2. Traffic behavior analyses identify and avenge malware attacks through behavioral anomalies in the traffic flows they create. These techniques correlate large volumes of network and endpoint events to extract faint threat signals from the background noise of normal network activity. In essence, they connect the dots between apparently random events. Three types of traffic behavior analytics should be present in a complete defense: network threat behavior analysis, endpoint intelligence, and advanced botnet detection.

Network threat behavior analysis is an in-network correlation engine that automatically models normal levels of application bandwidth consumption, host-to-host traffic, and encryption utilization, and then applies the models to identify subtle anomalies that reveal successful penetration. Endpoint intelligenceprovides similar insight into host-level behaviors by positively associating every network session with the originating system, user and application process. It leverages intelligence in the network and on every Windows host to reveal relationships between endpoint executables and network traffic flows, making it possible to identify and avenge malicious network connections and executables in near real-time with detailed process context for every attack.

Advanced botnet detection is a layer of traffic and network event correlation specifically dedicated to botnet security. It correlates multiple network alerts or anomalies and applies heuristics to reveal the true fingerprints of botnet infections.

3. Global reputation analysis, the final category of signature-less inspection,adds external context to local inspection and assessment. Our version, McAfee Global Threat Intelligence, is a comprehensive set of cloud-based services that provide real-time reputation insight on files, websites, and network connections. It collects and correlates threat data from more than one hundred million product nodes and from billions of IP addresses.

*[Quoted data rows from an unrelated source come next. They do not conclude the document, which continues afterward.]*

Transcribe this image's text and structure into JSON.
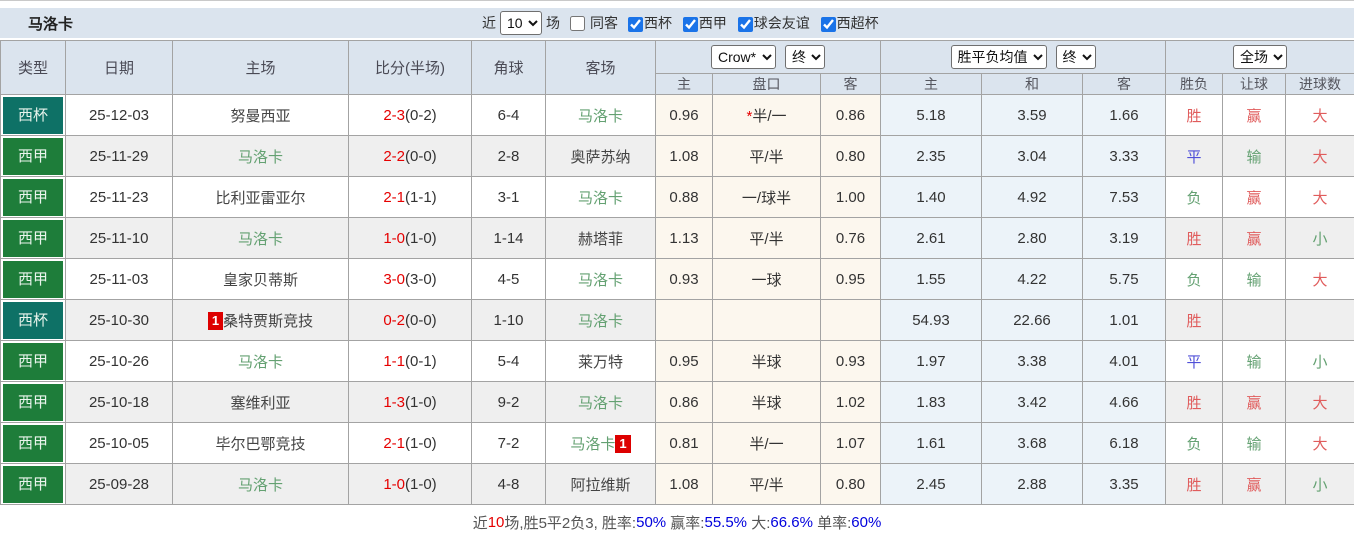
{
  "title": "马洛卡",
  "topbar": {
    "near_label": "近",
    "recent_count": "10",
    "matches_label": "场",
    "same_away": {
      "label": "同客",
      "checked": false
    },
    "filters": [
      {
        "label": "西杯",
        "checked": true
      },
      {
        "label": "西甲",
        "checked": true
      },
      {
        "label": "球会友谊",
        "checked": true
      },
      {
        "label": "西超杯",
        "checked": true
      }
    ]
  },
  "header": {
    "type": "类型",
    "date": "日期",
    "home": "主场",
    "score": "比分(半场)",
    "corner": "角球",
    "away": "客场",
    "odds_source_select": "Crow*",
    "odds_final_select": "终",
    "europe_avg_select": "胜平负均值",
    "europe_final_select": "终",
    "scope_select": "全场",
    "sub": {
      "h_home": "主",
      "h_line": "盘口",
      "h_away": "客",
      "e_win": "主",
      "e_draw": "和",
      "e_lose": "客",
      "r_result": "胜负",
      "r_handicap": "让球",
      "r_goals": "进球数"
    }
  },
  "rows": [
    {
      "type": "西杯",
      "type_color": "cup_badge",
      "date": "25-12-03",
      "home": "努曼西亚",
      "home_badge": "",
      "score": "2-3",
      "half": "(0-2)",
      "corner": "6-4",
      "away": "马洛卡",
      "away_badge": "",
      "star": "*",
      "odds_home": "0.96",
      "handicap": "半/一",
      "odds_away": "0.86",
      "win": "5.18",
      "draw": "3.59",
      "lose": "1.66",
      "result": "胜",
      "handicap_result": "赢",
      "goals_result": "大"
    },
    {
      "type": "西甲",
      "type_color": "league_badge",
      "date": "25-11-29",
      "home": "马洛卡",
      "home_badge": "",
      "score": "2-2",
      "half": "(0-0)",
      "corner": "2-8",
      "away": "奥萨苏纳",
      "away_badge": "",
      "star": "",
      "odds_home": "1.08",
      "handicap": "平/半",
      "odds_away": "0.80",
      "win": "2.35",
      "draw": "3.04",
      "lose": "3.33",
      "result": "平",
      "handicap_result": "输",
      "goals_result": "大"
    },
    {
      "type": "西甲",
      "type_color": "league_badge",
      "date": "25-11-23",
      "home": "比利亚雷亚尔",
      "home_badge": "",
      "score": "2-1",
      "half": "(1-1)",
      "corner": "3-1",
      "away": "马洛卡",
      "away_badge": "",
      "star": "",
      "odds_home": "0.88",
      "handicap": "一/球半",
      "odds_away": "1.00",
      "win": "1.40",
      "draw": "4.92",
      "lose": "7.53",
      "result": "负",
      "handicap_result": "赢",
      "goals_result": "大"
    },
    {
      "type": "西甲",
      "type_color": "league_badge",
      "date": "25-11-10",
      "home": "马洛卡",
      "home_badge": "",
      "score": "1-0",
      "half": "(1-0)",
      "corner": "1-14",
      "away": "赫塔菲",
      "away_badge": "",
      "star": "",
      "odds_home": "1.13",
      "handicap": "平/半",
      "odds_away": "0.76",
      "win": "2.61",
      "draw": "2.80",
      "lose": "3.19",
      "result": "胜",
      "handicap_result": "赢",
      "goals_result": "小"
    },
    {
      "type": "西甲",
      "type_color": "league_badge",
      "date": "25-11-03",
      "home": "皇家贝蒂斯",
      "home_badge": "",
      "score": "3-0",
      "half": "(3-0)",
      "corner": "4-5",
      "away": "马洛卡",
      "away_badge": "",
      "star": "",
      "odds_home": "0.93",
      "handicap": "一球",
      "odds_away": "0.95",
      "win": "1.55",
      "draw": "4.22",
      "lose": "5.75",
      "result": "负",
      "handicap_result": "输",
      "goals_result": "大"
    },
    {
      "type": "西杯",
      "type_color": "cup_badge",
      "date": "25-10-30",
      "home": "桑特贾斯竞技",
      "home_badge": "1",
      "score": "0-2",
      "half": "(0-0)",
      "corner": "1-10",
      "away": "马洛卡",
      "away_badge": "",
      "star": "",
      "odds_home": "",
      "handicap": "",
      "odds_away": "",
      "win": "54.93",
      "draw": "22.66",
      "lose": "1.01",
      "result": "胜",
      "handicap_result": "",
      "goals_result": ""
    },
    {
      "type": "西甲",
      "type_color": "league_badge",
      "date": "25-10-26",
      "home": "马洛卡",
      "home_badge": "",
      "score": "1-1",
      "half": "(0-1)",
      "corner": "5-4",
      "away": "莱万特",
      "away_badge": "",
      "star": "",
      "odds_home": "0.95",
      "handicap": "半球",
      "odds_away": "0.93",
      "win": "1.97",
      "draw": "3.38",
      "lose": "4.01",
      "result": "平",
      "handicap_result": "输",
      "goals_result": "小"
    },
    {
      "type": "西甲",
      "type_color": "league_badge",
      "date": "25-10-18",
      "home": "塞维利亚",
      "home_badge": "",
      "score": "1-3",
      "half": "(1-0)",
      "corner": "9-2",
      "away": "马洛卡",
      "away_badge": "",
      "star": "",
      "odds_home": "0.86",
      "handicap": "半球",
      "odds_away": "1.02",
      "win": "1.83",
      "draw": "3.42",
      "lose": "4.66",
      "result": "胜",
      "handicap_result": "赢",
      "goals_result": "大"
    },
    {
      "type": "西甲",
      "type_color": "league_badge",
      "date": "25-10-05",
      "home": "毕尔巴鄂竞技",
      "home_badge": "",
      "score": "2-1",
      "half": "(1-0)",
      "corner": "7-2",
      "away": "马洛卡",
      "away_badge": "1",
      "star": "",
      "odds_home": "0.81",
      "handicap": "半/一",
      "odds_away": "1.07",
      "win": "1.61",
      "draw": "3.68",
      "lose": "6.18",
      "result": "负",
      "handicap_result": "输",
      "goals_result": "大"
    },
    {
      "type": "西甲",
      "type_color": "league_badge",
      "date": "25-09-28",
      "home": "马洛卡",
      "home_badge": "",
      "score": "1-0",
      "half": "(1-0)",
      "corner": "4-8",
      "away": "阿拉维斯",
      "away_badge": "",
      "star": "",
      "odds_home": "1.08",
      "handicap": "平/半",
      "odds_away": "0.80",
      "win": "2.45",
      "draw": "2.88",
      "lose": "3.35",
      "result": "胜",
      "handicap_result": "赢",
      "goals_result": "小"
    }
  ],
  "result_colors": {
    "胜": "res_red",
    "平": "res_blue",
    "负": "res_green",
    "赢": "res_red",
    "输": "res_green",
    "大": "res_red",
    "小": "res_green"
  },
  "footer": {
    "segments": [
      {
        "t": "近",
        "c": "footer_label"
      },
      {
        "t": "10",
        "c": "footer_red"
      },
      {
        "t": "场,胜5平2负3, 胜率:",
        "c": "footer_label"
      },
      {
        "t": "50%",
        "c": "footer_blue"
      },
      {
        "t": " 赢率:",
        "c": "footer_label"
      },
      {
        "t": "55.5%",
        "c": "footer_blue"
      },
      {
        "t": " 大:",
        "c": "footer_label"
      },
      {
        "t": "66.6%",
        "c": "footer_blue"
      },
      {
        "t": " 单率:",
        "c": "footer_label"
      },
      {
        "t": "60%",
        "c": "footer_blue"
      }
    ]
  },
  "colors": {
    "header_bg": "#dbe4ee",
    "cup_badge": "#0e7166",
    "league_badge": "#1e7d3a",
    "subject_team": "#64a172",
    "score_red": "#e60000",
    "red_badge": "#dd0000",
    "res_red": "#e05c5c",
    "res_blue": "#5050d8",
    "res_green": "#64a172",
    "odds_bg": "#fcf7ee",
    "europe_bg": "#ecf3f9",
    "footer_label": "#555555",
    "footer_red": "#e60000",
    "footer_blue": "#0000dd",
    "checkbox_blue": "#1a73e8"
  }
}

Beyond their various detection strategies, signature-less malware analytics are distinguished by their speed and computational requirements. Near real time techniques are best used on security controls at the network edge: firewalls and network gateways. Slightly more intensive inspections are appropriate for the intrusion prevention system and the special purpose modules that are often deployed with it. Finally, the most compute-intensive techniques—dynamic and full static code analysis—are best reserved for an out-of-line sandbox solution. Tight integration between security systems is essential to coordinate inspection and avoid redundancies.

To learn more about signature-less inspection techniques and how they are utilized in McAfee Network Security solutions, check out our white paper Secure Beyond the Signature


 

The post Stop More than the Usual Suspects (Blog 2 of 4) appeared first on McAfee.


Source: 4-2-golb-stcepsus-lausu-pots/ssenisub/moc.eefacm.sgolb

Read:3678 | Comments:0 | Tags:Business

“Stop More than the Usual Suspects (Blog 2 of 4)”0 Comments

Submit A Comment

Name:

Email:

Blog :

Verification Code:

Tools

Tag Cloud